She’s been nominated for the Sarah Siddons Award for Best Actress in a Chicago Theatre twice. The first was for her performance in Kicks and Co. as Hazel Sharpe, and the second was for her appearance in The Blacks.
In the Star Trek episodes “Charlie X” and “The Conscience of the King,” she sang songs like Uhura. She performed with Lionel Hampton and the Duke Ellington Orchestra. Nichols has two albums to his credit. Down to Earth is a 1967 collection of Star Trek staples produced during the original series run. She published Out of This World in 1991, which was inspired by Star Trek and space travel.
Works With NASA
Following the cancellation of Star Trek, Nichols volunteered with NASA on a special mission to recruit minorities and women. She enlisted the help of Dr. Sally Ride, the first American female astronaut, and Colonel Guion Bluford of the United States Air Force. Former NASA Administrator Charles Bolden was also a recruit. Nichols, an outspoken supporter of space exploration, has been on the board of governors of the National Space Institute (now the National Space Society), a nonprofit educational space advocacy group, since the mid-1980s.
Nichols took a flight aboard NASA’s Boeing 747SP for the Stratospheric Observatory for Infrared Astronomy (SOFIA) in late 2015. In 1976, she visited the Jet Propulsion Laboratory in Pasadena, California, as a special visitor. She visited the Johnson Space Center in 2010 to tour the space shuttle simulator and Mission Control. The documentary Woman in Motion pays special attention to Nichols’ work with NASA.
Nichols stated in her memoirs that she had an affair with Star Trek creator Gene Roddenberry. Nichols co-wrote the song “Gene,” which she performed at his burial. Nichols wedded Foster Johnson (1917–1981), a dancer, twice. They wedded in 1951 and separated in the same year. Kyle Johnson is Johnson’s only child with Nichols. In 1968, she wedded Duke Mondy and divorced in 1972.
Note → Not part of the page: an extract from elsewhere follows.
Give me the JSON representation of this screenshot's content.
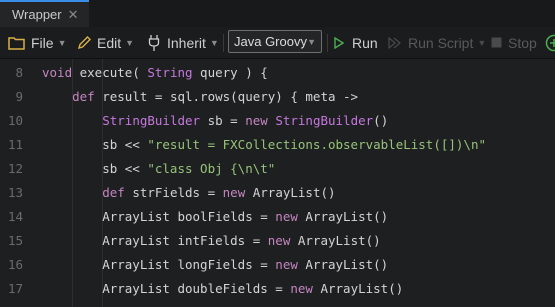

Nichols’ booking agency revealed in 2015 that she had suffered a small stroke at her Los Angeles home and had been hospitalized. She started inpatient rehabilitation in 2015 after an MRI scan detected a mild stroke. In 2018, Nichols was diagnosed with dementia. She then announced that she would no longer be attending conventions. Nichelle bought a home in Woodland Hills, California, for $110,000 in 1983, and her son sold it for approximately $2.2 million in 2021 to Baron Construction & Remodeling Co.
After her son’s conservatorship petition was approved in 2019, Nichols’ friend Angelique Fawcette fought for visitation rights. Nichols’ acquaintance had expressed concern in 2017 about her manager’s supervision over her access. As of 2021, Gilbert Bell is still fighting for his right to stay in a guesthouse on Nichols’ land.
Robert A. Heinlein devoted his novel Friday to her in 1982. Her asteroid, 68410 Nichols, was named after her. Her contribution to television earned her a star on the Hollywood Walk of Fame in 1992. Nichols was the first woman to earn the Academy of Science Fiction, Fantasy, and Horror Films’ Life Career Award in 2016. Nichols is a member of the Alpha Kappa Alpha sorority as an honorary member. Nichols received the Goldene Kamera for Kultstar des Jahrhunderts (Cult Star of the Century) in 1999. Los Angeles Mission College awarded Nichols an honorary degree in 2010. In 2018, Nichols received the Inkpot Award.
As of 2022, Nichelle Nichols’ net worth is estimated to be $500 thousand. Nichelle has acted in almost 60 films. Her popularity at conventions grew later in her career. Depending on the scale of the convention and her commitment, she may make $10,000 to $50,000 by attending. Nichols was earning big bucks every year from these gatherings before she was forced to retire due to health problems.